== WHAT YOU NEED TO DO ==
Find the lines below that contain the string "value". Copy each one.

Start of PROVIDED RECORDS

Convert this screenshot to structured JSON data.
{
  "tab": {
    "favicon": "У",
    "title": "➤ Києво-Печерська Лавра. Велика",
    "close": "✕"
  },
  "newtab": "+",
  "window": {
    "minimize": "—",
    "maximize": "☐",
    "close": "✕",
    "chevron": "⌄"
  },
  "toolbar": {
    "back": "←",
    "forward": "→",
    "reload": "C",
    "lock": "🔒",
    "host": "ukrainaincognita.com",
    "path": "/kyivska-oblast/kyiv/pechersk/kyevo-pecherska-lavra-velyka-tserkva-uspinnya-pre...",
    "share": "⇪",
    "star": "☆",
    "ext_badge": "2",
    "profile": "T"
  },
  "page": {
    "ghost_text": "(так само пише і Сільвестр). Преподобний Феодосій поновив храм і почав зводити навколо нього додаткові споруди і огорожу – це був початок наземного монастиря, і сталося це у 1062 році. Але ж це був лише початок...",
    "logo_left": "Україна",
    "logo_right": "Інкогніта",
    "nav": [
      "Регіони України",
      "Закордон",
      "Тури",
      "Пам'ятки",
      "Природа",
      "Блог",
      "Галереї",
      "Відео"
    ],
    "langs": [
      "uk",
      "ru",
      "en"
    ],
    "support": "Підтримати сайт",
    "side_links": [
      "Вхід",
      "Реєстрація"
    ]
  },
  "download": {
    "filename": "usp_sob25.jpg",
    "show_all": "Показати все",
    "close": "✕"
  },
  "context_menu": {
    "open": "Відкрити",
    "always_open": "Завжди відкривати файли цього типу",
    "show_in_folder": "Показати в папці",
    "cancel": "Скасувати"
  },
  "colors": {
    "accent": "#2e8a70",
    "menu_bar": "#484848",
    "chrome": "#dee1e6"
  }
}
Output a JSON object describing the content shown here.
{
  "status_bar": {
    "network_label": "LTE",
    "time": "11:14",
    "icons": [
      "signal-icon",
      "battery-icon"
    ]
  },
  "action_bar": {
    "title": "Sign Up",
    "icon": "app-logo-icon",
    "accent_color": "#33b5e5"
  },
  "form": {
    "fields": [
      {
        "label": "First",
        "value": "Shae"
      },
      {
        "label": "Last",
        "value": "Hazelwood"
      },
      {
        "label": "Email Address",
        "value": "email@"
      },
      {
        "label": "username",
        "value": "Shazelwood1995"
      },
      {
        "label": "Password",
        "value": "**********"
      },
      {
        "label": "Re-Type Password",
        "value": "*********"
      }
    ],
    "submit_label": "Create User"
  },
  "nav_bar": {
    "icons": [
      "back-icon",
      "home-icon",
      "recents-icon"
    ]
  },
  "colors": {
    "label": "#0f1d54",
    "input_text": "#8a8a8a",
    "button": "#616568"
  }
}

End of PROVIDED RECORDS

== RESPONSE TO THE EXERCISE ==
        "value": "Shae"
        "value": "Hazelwood"
        "value": "email@"
        "value": "Shazelwood1995"
        "value": "**********"
        "value": "*********"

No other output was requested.